Over the years bees have attracted the attention of great thinkers, such as Aristotle, for their complex sociality and collaboration. The most advanced examples are species that live within eusocial colonies, which display remarkable levels of cooperation between reproductive and nonreproductive adults. While this is the case for some species, other bees are solitary in their behaviour. For solitary bees, there is no division of labour. No queens, no drones, no workers. It is down to the female to construct her own nest. But there was another behaviour, this time in honeybees, that even Aristotle struggled to get his head around: the bee dance. It was observed that a honeybee, returning to the hive, would perform a bizarre dance for the rest of the swarm.
This involves the bee moving in a figure of eight and shaking its tail. First to explain the purpose of what is aptly known as the ‘waggle dance’ was Karl von Frisch. Through a series of ingenious experiments he discovered that the dance was, in fact, a remarkable form of communication. Essentially, the dance enables an individual bee to pass on information about the precise location of a food source to the rest of the hive.
Bees have adapted to use polarised light as a navigating system. They can orientate themselves with the sun, even on a cloudy day. To indicate the direction of a rich food source the bee dances along a specific angle. This corresponds to the angle of the bee’s flight path in relation to the sun. Not only that, but the speed at which the bee shakes its tail during the dance actually tells other bees the distance of the food source from the hive.
The importance of bees
Karl von Frisch, having dedicated his life to the study of bees, said that: “The bee’s life is like a magic well: the more you draw from it, the more it fills with water”. Although this is a fitting tribute to an extraordinarily interesting insect, it fails to express the importance of bees for the survival of our own species. For this, we have the prophetic words of Albert Einstein. “If the bee disappeared from the surface of the globe then man will only have four years of life left”.

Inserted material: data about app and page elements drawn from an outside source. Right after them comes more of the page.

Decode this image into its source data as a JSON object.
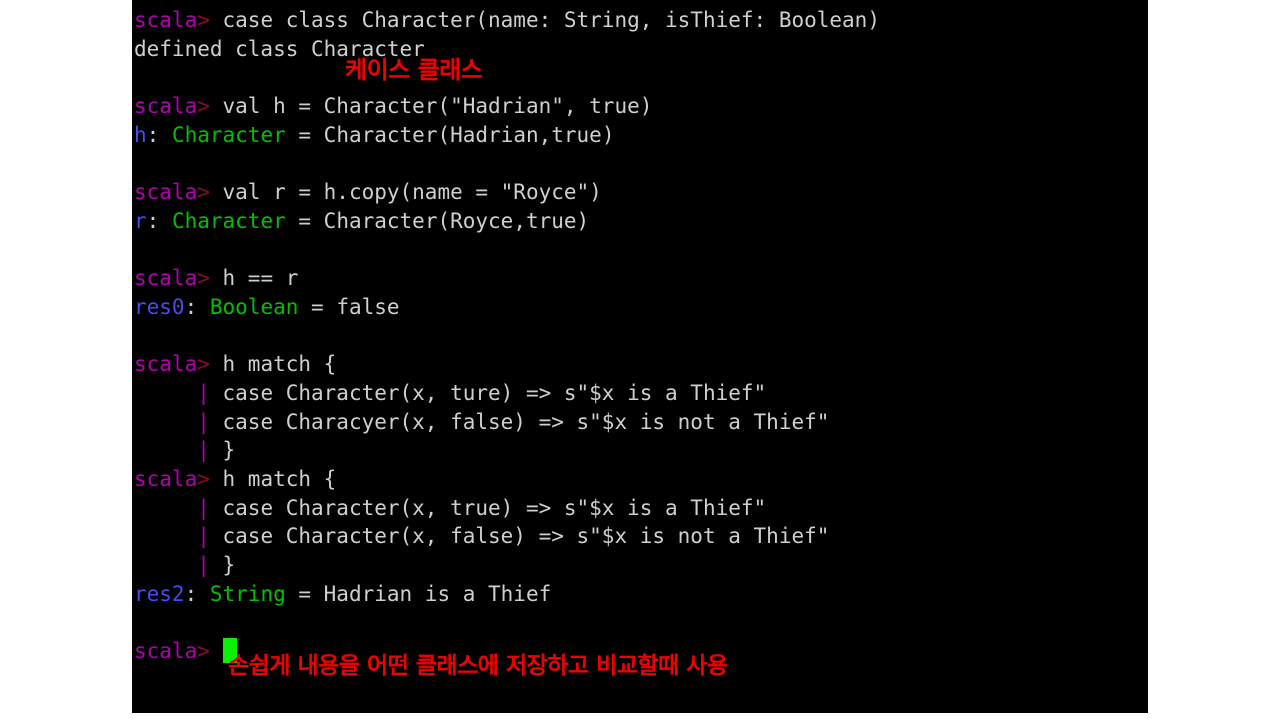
{
  "window": {
    "background_color": "#ffffff",
    "terminal_background": "#000000",
    "terminal_left": 132,
    "terminal_width": 1016,
    "terminal_height": 713
  },
  "colors": {
    "prompt_magenta": "#b000b0",
    "prompt_arrow_dark_red": "#8b0a2a",
    "identifier_blue": "#4a4aee",
    "type_green": "#00c000",
    "plain_text": "#cfcfcf",
    "cursor_green": "#0aee0a",
    "annotation_red": "#f00000"
  },
  "terminal": {
    "prompt_label": "scala>",
    "prompt_name": "scala",
    "prompt_arrow": ">",
    "continuation_pipe": "|",
    "lines": [
      {
        "kind": "prompt",
        "prompt": "scala>",
        "text": " case class Character(name: String, isThief: Boolean)"
      },
      {
        "kind": "output",
        "text": "defined class Character"
      },
      {
        "kind": "blank",
        "text": ""
      },
      {
        "kind": "prompt",
        "prompt": "scala>",
        "text": " val h = Character(\"Hadrian\", true)"
      },
      {
        "kind": "result",
        "ident": "h",
        "colon": ": ",
        "type": "Character",
        "rest": " = Character(Hadrian,true)"
      },
      {
        "kind": "blank",
        "text": ""
      },
      {
        "kind": "prompt",
        "prompt": "scala>",
        "text": " val r = h.copy(name = \"Royce\")"
      },
      {
        "kind": "result",
        "ident": "r",
        "colon": ": ",
        "type": "Character",
        "rest": " = Character(Royce,true)"
      },
      {
        "kind": "blank",
        "text": ""
      },
      {
        "kind": "prompt",
        "prompt": "scala>",
        "text": " h == r"
      },
      {
        "kind": "result",
        "ident": "res0",
        "colon": ": ",
        "type": "Boolean",
        "rest": " = false"
      },
      {
        "kind": "blank",
        "text": ""
      },
      {
        "kind": "prompt",
        "prompt": "scala>",
        "text": " h match {"
      },
      {
        "kind": "cont",
        "indent": "     ",
        "pipe": "|",
        "text": " case Character(x, ture) => s\"$x is a Thief\""
      },
      {
        "kind": "cont",
        "indent": "     ",
        "pipe": "|",
        "text": " case Characyer(x, false) => s\"$x is not a Thief\""
      },
      {
        "kind": "cont",
        "indent": "     ",
        "pipe": "|",
        "text": " }"
      },
      {
        "kind": "prompt",
        "prompt": "scala>",
        "text": " h match {"
      },
      {
        "kind": "cont",
        "indent": "     ",
        "pipe": "|",
        "text": " case Character(x, true) => s\"$x is a Thief\""
      },
      {
        "kind": "cont",
        "indent": "     ",
        "pipe": "|",
        "text": " case Character(x, false) => s\"$x is not a Thief\""
      },
      {
        "kind": "cont",
        "indent": "     ",
        "pipe": "|",
        "text": " }"
      },
      {
        "kind": "result",
        "ident": "res2",
        "colon": ": ",
        "type": "String",
        "rest": " = Hadrian is a Thief"
      },
      {
        "kind": "blank",
        "text": ""
      },
      {
        "kind": "cursor",
        "prompt": "scala>",
        "text": " "
      }
    ]
  },
  "annotations": {
    "case_class": "케이스 클래스",
    "usage": "손쉽게 내용을 어떤 클래스에 저장하고 비교할때 사용"
  }
}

So, why are bees so important? Well, bees pollinate one third of what we eat and play a pivotal role in sustaining the Earth’s ecosystem. Without them there would be almost no fruit or vegetables, no crops for livestock to feed on, no tea or coffee and no cotton either. To put a price on it, crop pollination by bees has been estimated to be worth around €170bn. But this is besides the point. There is simply no way of replacing bees and the vital work they do.
The bee crisis
In recent years, bee-keepers and scientists alike have made the same worrying observation. Bees have been dying and it’s not clear why. Research suggests It could be due to a range of factors, from changes in the weather to the invasive varroa mite. Others have linked their decline with the use of genetically modified pesticides and herbicides. The crisis is now beginning to receive media coverage and there are a number of campaigns putting pressure on governments to up their conservation response. What’s certain is that this is a topic none of us can afford to ignore.
For a full account of the crisis, we recommend watching the BBC Documentary – What’s Killing Our Bees. And for an alternative look at this dramatic story, with interviews with bee-keepers around the world, there’s the award-winning documentary, Queen of the Sun.